Scan the entries below, and for each line that includes the word "Forging", make a copy.

* [Information provided]
****
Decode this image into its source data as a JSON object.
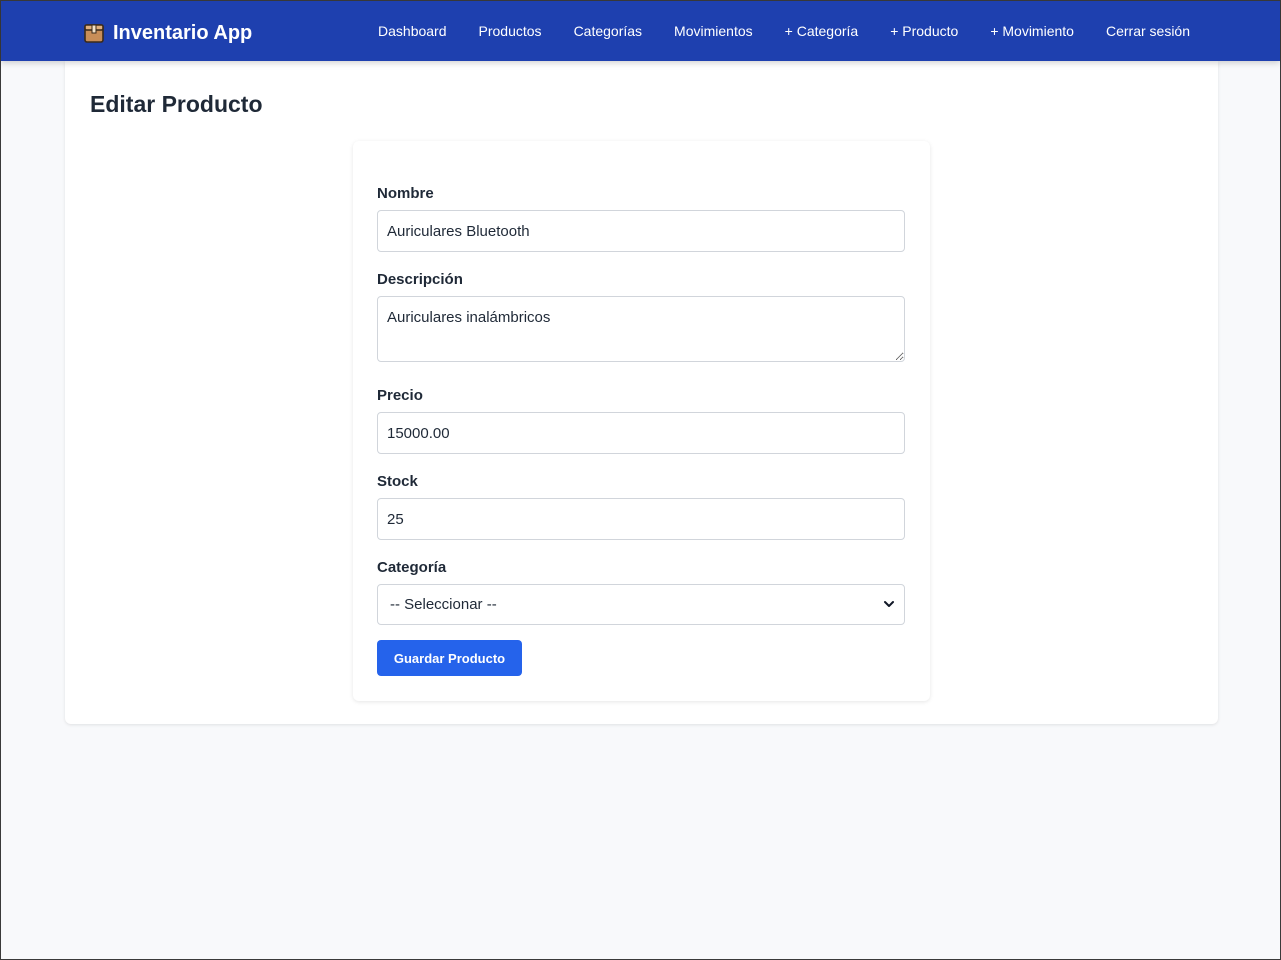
{
  "navbar": {
    "brand": "Inventario App",
    "brand_icon": "package-box-icon",
    "bg_color": "#1e40af",
    "links": [
      "Dashboard",
      "Productos",
      "Categorías",
      "Movimientos",
      "+ Categoría",
      "+ Producto",
      "+ Movimiento",
      "Cerrar sesión"
    ]
  },
  "page": {
    "title": "Editar Producto"
  },
  "form": {
    "nombre_label": "Nombre",
    "nombre_value": "Auriculares Bluetooth",
    "descripcion_label": "Descripción",
    "descripcion_value": "Auriculares inalámbricos",
    "precio_label": "Precio",
    "precio_value": "15000.00",
    "stock_label": "Stock",
    "stock_value": "25",
    "categoria_label": "Categoría",
    "categoria_selected": "-- Seleccionar --",
    "submit_label": "Guardar Producto",
    "submit_color": "#2563eb"
  }
}
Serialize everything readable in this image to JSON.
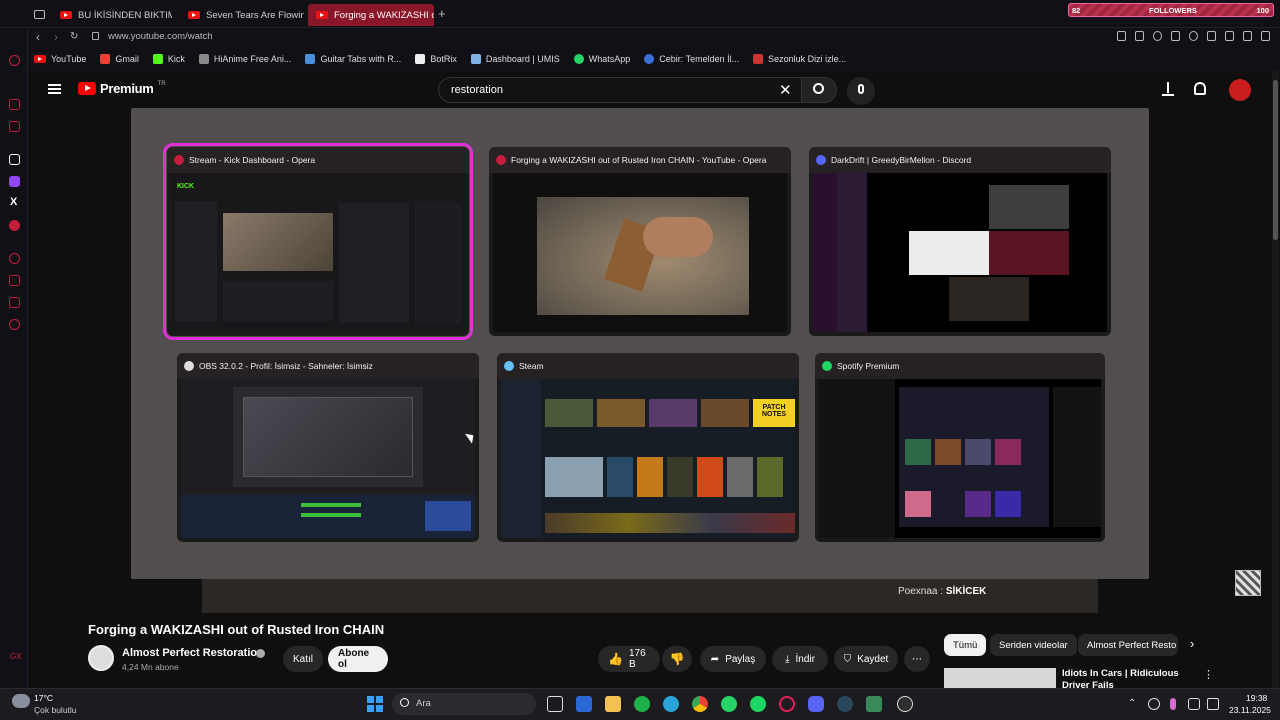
{
  "browser": {
    "tabs": [
      {
        "label": "BU İKİSİNDEN BIKTIM UL..."
      },
      {
        "label": "Seven Tears Are Flowing..."
      },
      {
        "label": "Forging a WAKIZASHI out..."
      }
    ],
    "url": "www.youtube.com/watch",
    "bookmarks": [
      "YouTube",
      "Gmail",
      "Kick",
      "HiAnime Free Ani...",
      "Guitar Tabs with R...",
      "BotRix",
      "Dashboard | UMIS",
      "WhatsApp",
      "Cebir: Temelden İl...",
      "Sezonluk Dizi izle..."
    ],
    "followers_widget": {
      "left": "82",
      "label": "FOLLOWERS",
      "right": "100"
    }
  },
  "youtube": {
    "logo": "Premium",
    "logo_region": "TR",
    "search_value": "restoration",
    "video_title": "Forging a WAKIZASHI out of Rusted Iron CHAIN",
    "channel": {
      "name": "Almost Perfect Restoration",
      "subs": "4,24 Mn abone"
    },
    "join_label": "Katıl",
    "subscribe_label": "Abone ol",
    "likes": "176 B",
    "share_label": "Paylaş",
    "download_label": "İndir",
    "save_label": "Kaydet",
    "chips": [
      "Tümü",
      "Seriden videolar",
      "Almost Perfect Resto"
    ],
    "up_next_title": "Idiots In Cars | Ridiculous Driver Fails",
    "overlay_caption": {
      "prefix": "Poexnaa : ",
      "text": "SİKİCEK"
    }
  },
  "switcher": {
    "windows": [
      {
        "title": "Stream - Kick Dashboard - Opera",
        "selected": true,
        "icon_color": "#c41e3a"
      },
      {
        "title": "Forging a WAKIZASHI out of Rusted Iron CHAIN - YouTube - Opera",
        "selected": false,
        "icon_color": "#c41e3a"
      },
      {
        "title": "DarkDrift | GreedyBirMellon - Discord",
        "selected": false,
        "icon_color": "#5865f2"
      },
      {
        "title": "OBS 32.0.2 - Profil: İsimsiz - Sahneler: İsimsiz",
        "selected": false,
        "icon_color": "#dddddd"
      },
      {
        "title": "Steam",
        "selected": false,
        "icon_color": "#66c0f4"
      },
      {
        "title": "Spotify Premium",
        "selected": false,
        "icon_color": "#1ed760"
      }
    ],
    "steam_banner": "PATCH NOTES",
    "kick_logo": "KICK"
  },
  "taskbar": {
    "weather_temp": "17°C",
    "weather_desc": "Çok bulutlu",
    "search_placeholder": "Ara",
    "time": "19:38",
    "date": "23.11.2025"
  }
}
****
* [Reply]
        "label": "Forging a WAKIZASHI out..."
    "video_title": "Forging a WAKIZASHI out of Rusted Iron CHAIN",
        "title": "Forging a WAKIZASHI out of Rusted Iron CHAIN - YouTube - Opera",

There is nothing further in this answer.